:: Data records
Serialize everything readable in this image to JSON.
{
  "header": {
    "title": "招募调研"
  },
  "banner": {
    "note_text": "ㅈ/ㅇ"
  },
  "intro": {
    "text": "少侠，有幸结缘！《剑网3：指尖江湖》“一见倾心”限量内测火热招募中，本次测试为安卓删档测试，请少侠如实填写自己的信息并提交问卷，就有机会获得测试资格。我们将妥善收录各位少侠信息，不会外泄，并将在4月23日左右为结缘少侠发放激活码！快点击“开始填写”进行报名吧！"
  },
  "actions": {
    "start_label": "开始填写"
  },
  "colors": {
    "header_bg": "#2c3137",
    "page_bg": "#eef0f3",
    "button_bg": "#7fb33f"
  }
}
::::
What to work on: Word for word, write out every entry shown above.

Your response:
Serialize everything readable in this image to JSON.
{
  "header": {
    "title": "招募调研"
  },
  "banner": {
    "note_text": "ㅈ/ㅇ"
  },
  "intro": {
    "text": "少侠，有幸结缘！《剑网3：指尖江湖》“一见倾心”限量内测火热招募中，本次测试为安卓删档测试，请少侠如实填写自己的信息并提交问卷，就有机会获得测试资格。我们将妥善收录各位少侠信息，不会外泄，并将在4月23日左右为结缘少侠发放激活码！快点击“开始填写”进行报名吧！"
  },
  "actions": {
    "start_label": "开始填写"
  },
  "colors": {
    "header_bg": "#2c3137",
    "page_bg": "#eef0f3",
    "button_bg": "#7fb33f"
  }
}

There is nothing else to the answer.